- Shopping Bag ( 0 items )
An annual publication of the Professional and Organizational Development Network in Higher Education (POD), To Improve the Academy offers a resource for improvement in higher education to faculty and instructional development staff, department chairs, faculty, deans, student services staff, chief academic officers, and educational consultants.
About the Authors.
Ethical Guidelines for Educational Developers.
Section I: For and About Educational Developers.
1 Editor’s Introduction: The Educational Developer as Magician (Linda B. Nilson).
2 Experiential Lessons in the Practice of Faculty Development (Ed Neal, Iola Peed-Neal).
3 Maturation of Organizational Development in Higher Education: Using Cultural Analysis to Facilitate Change (Gail F. Latta).
4 Ten Ways to Use a Relational Database at a Faculty Development Center (A. Jane Birch, Tara Gray).
5 Magicians of the Golden State: The CSU Center Director Disappearing Acts (Cynthia Desrochers).
Section II: Helping Faculty Thrive.
6 Practical Tools to Help Faculty Use Learner-Centered Approaches (Phyllis Blumberg).
7 Romancing the Muse: Faculty Writing Institutes as Professional Development (Elizabeth Ambos, Mark Wiley, Terre H. Allen).
8 Leadership for Learning: A New Faculty Development Model (Jane V. Nelson, Audrey M. Kleinsasser).
9 Searching for Meaning on College Campuses: Creating Programs to Nurture the Spirit (Donna M. Qualters, Beverly Dolinsky, Michael Woodnick).
Section III: One-on-One with Faculty.
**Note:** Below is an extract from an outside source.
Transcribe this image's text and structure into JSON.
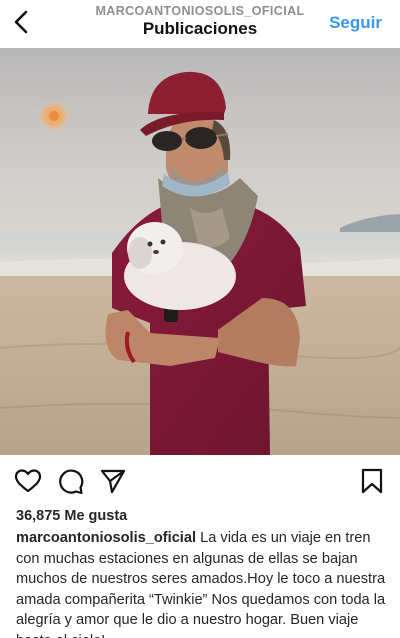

10 Defeating the Developer’s Dilemma: An Online Tool for Individual Consultations (Michele DiPietro, Susan A. Ambrose, Michael Bridges, Anne Fay, Marsha C. Lovett, Marie Kamala Norman).
11 Lessons Learned from Developing a Learning-Focused Classroom Observation Form (Steven K. Jones, Kenneth S. Sagendorf, D. Brent Morris, David W. Stockburger, Evelyn T. Patterson).
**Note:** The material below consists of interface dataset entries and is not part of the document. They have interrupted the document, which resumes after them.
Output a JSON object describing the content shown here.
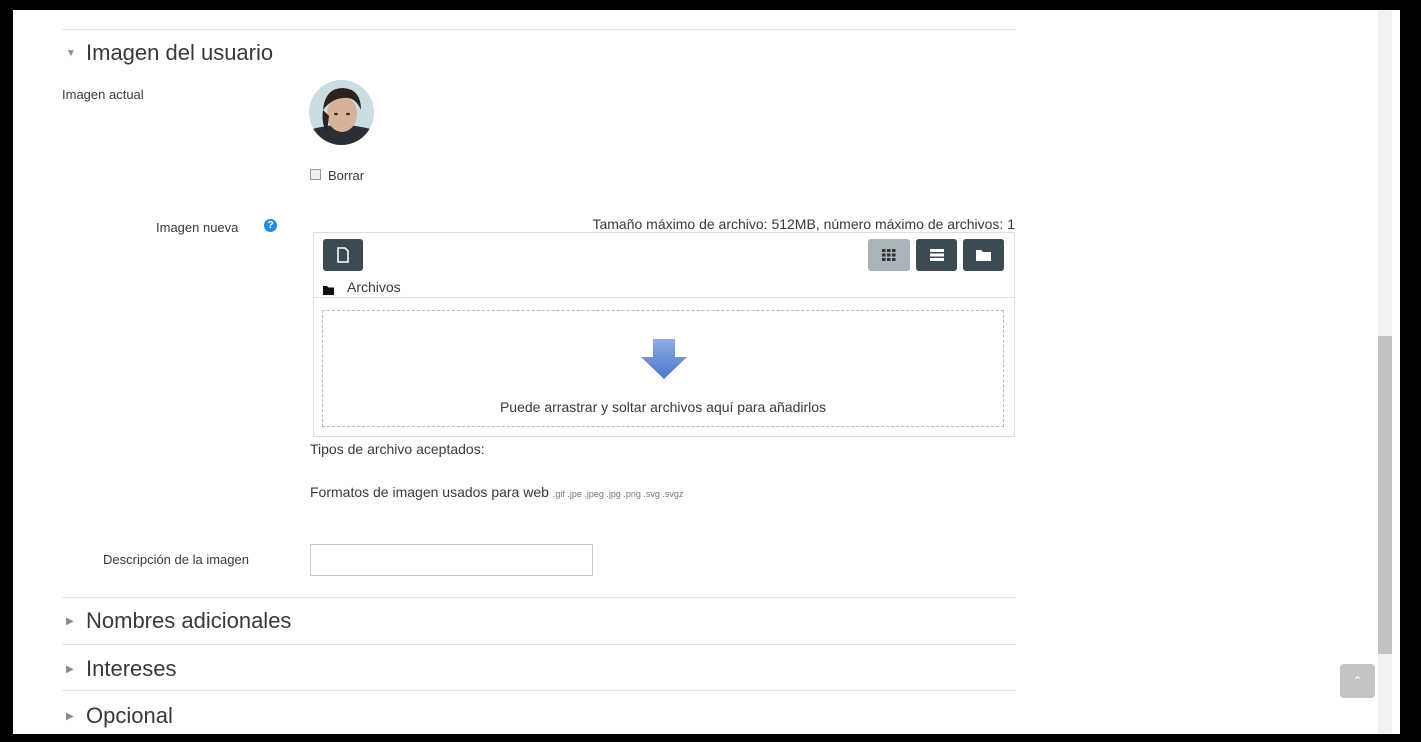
{
  "sections": {
    "user_picture": "Imagen del usuario",
    "additional_names": "Nombres adicionales",
    "interests": "Intereses",
    "optional": "Opcional"
  },
  "current_picture": {
    "label": "Imagen actual",
    "delete_label": "Borrar"
  },
  "new_picture": {
    "label": "Imagen nueva",
    "limits": "Tamaño máximo de archivo: 512MB, número máximo de archivos: 1",
    "path_label": "Archivos",
    "drop_hint": "Puede arrastrar y soltar archivos aquí para añadirlos",
    "accepted_label": "Tipos de archivo aceptados:",
    "format_name": "Formatos de imagen usados para web",
    "format_exts": ".gif .jpe .jpeg .jpg .png .svg .svgz"
  },
  "image_description": {
    "label": "Descripción de la imagen",
    "value": ""
  },
  "icons": {
    "add_file": "file-icon",
    "view_icons": "grid-icon",
    "view_list": "list-icon",
    "view_tree": "folder-icon",
    "help": "help-icon",
    "back_to_top": "chevron-up-icon"
  },
  "colors": {
    "button_dark": "#3c4a53",
    "button_active": "#a9b4ba",
    "help_blue": "#1f8ce6",
    "drop_arrow": "#6f93d8"
  }
}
12 Reported Long-Term Value and Effects of Teaching Center Consultations (Wayne Jacobson, Donald H. Wulff, Stacy Grooters, Phillip M. Edwards, Karen Freisem).
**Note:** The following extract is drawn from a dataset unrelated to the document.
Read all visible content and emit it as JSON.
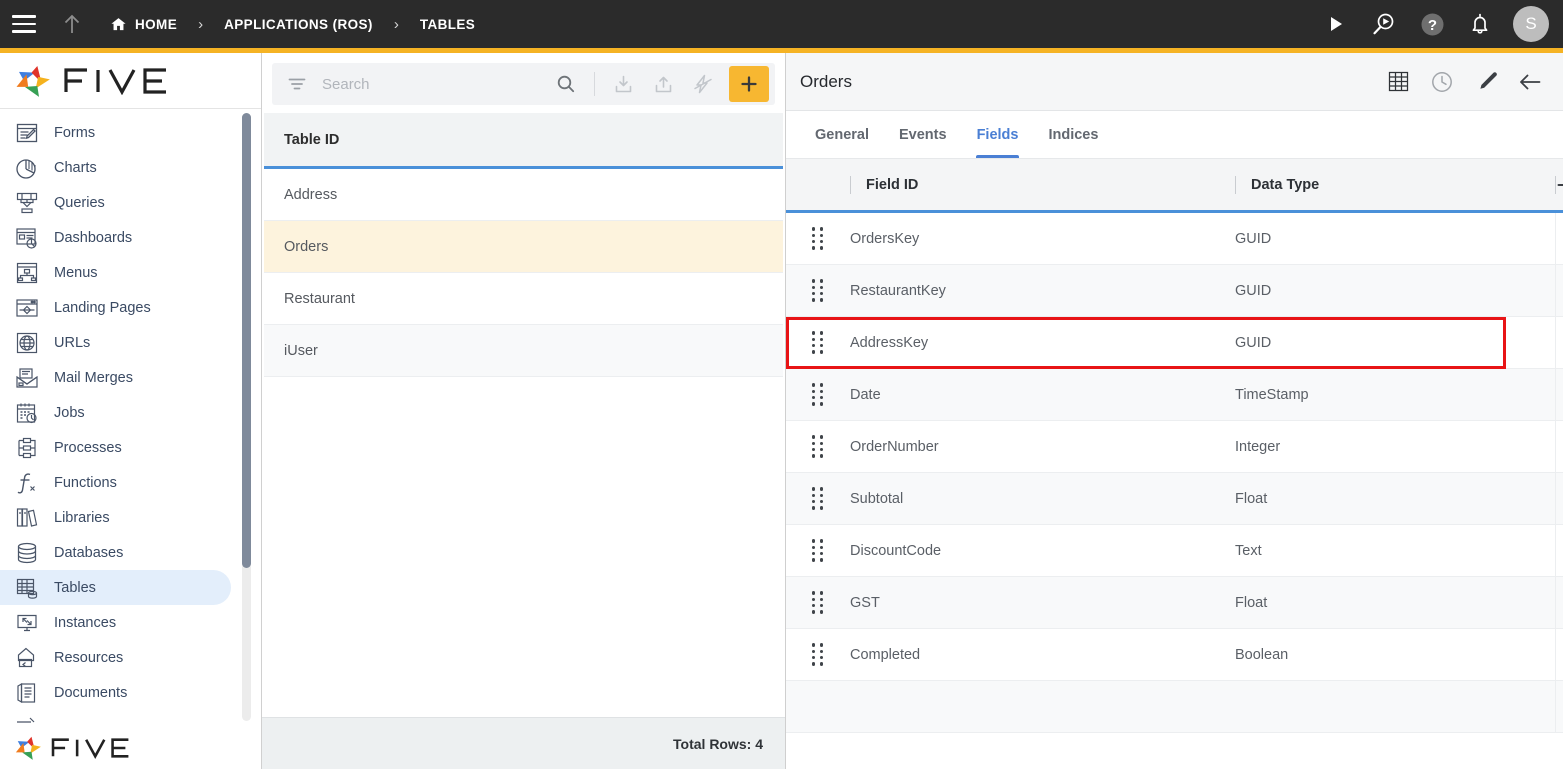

Section IV: Educational Development by Institutional Type.
13 Promoting the Scholarship of Teaching and Learning at Community Colleges: Insights from Two Learning Communities (Stanford T. Goto, Andrei Cerqueira Davis).
14 Starting and Sustaining Successful Faculty Development Programs at Small Colleges (Michael Reder, Kim M. Mooney, Richard A. Holmgren, Paul J. Kuerbis).
15 Essential Faculty Development Programs for Teaching and Learning Centers in Research-Extensive Universities (Larissa Pchenitchnaia, Bryan R. Cole).
Section V: Faculty Evaluation.
16 Establishing External, Blind Peer Review of Scholarship of Teaching and Learning Within the Disciplines (Cheryl A. Stevens, Erik Rosegard).
17 Learning-Centered Evaluation of Teaching (Trav D. Johnson).
Section VI: For the Next Generation.
18 Meeting New Faculty at the Intersection: Personal and Professional Support Points the Way (Ann Riley).
19 When Mentoring Is the Medium: Lessons Learned from a Faculty Development Initiative (Jung H. Yun, Mary Deane Sorcinelli).
20 Preparing Advocates for Faculty Development: Expanding the Meaning of “Growing Our Own” (Deborah S. Meizlish, Mary C. Wright).
21 Teaching Learning Processes—to Students and Teachers (Pamela E. Barnett, Linda C. Hodges).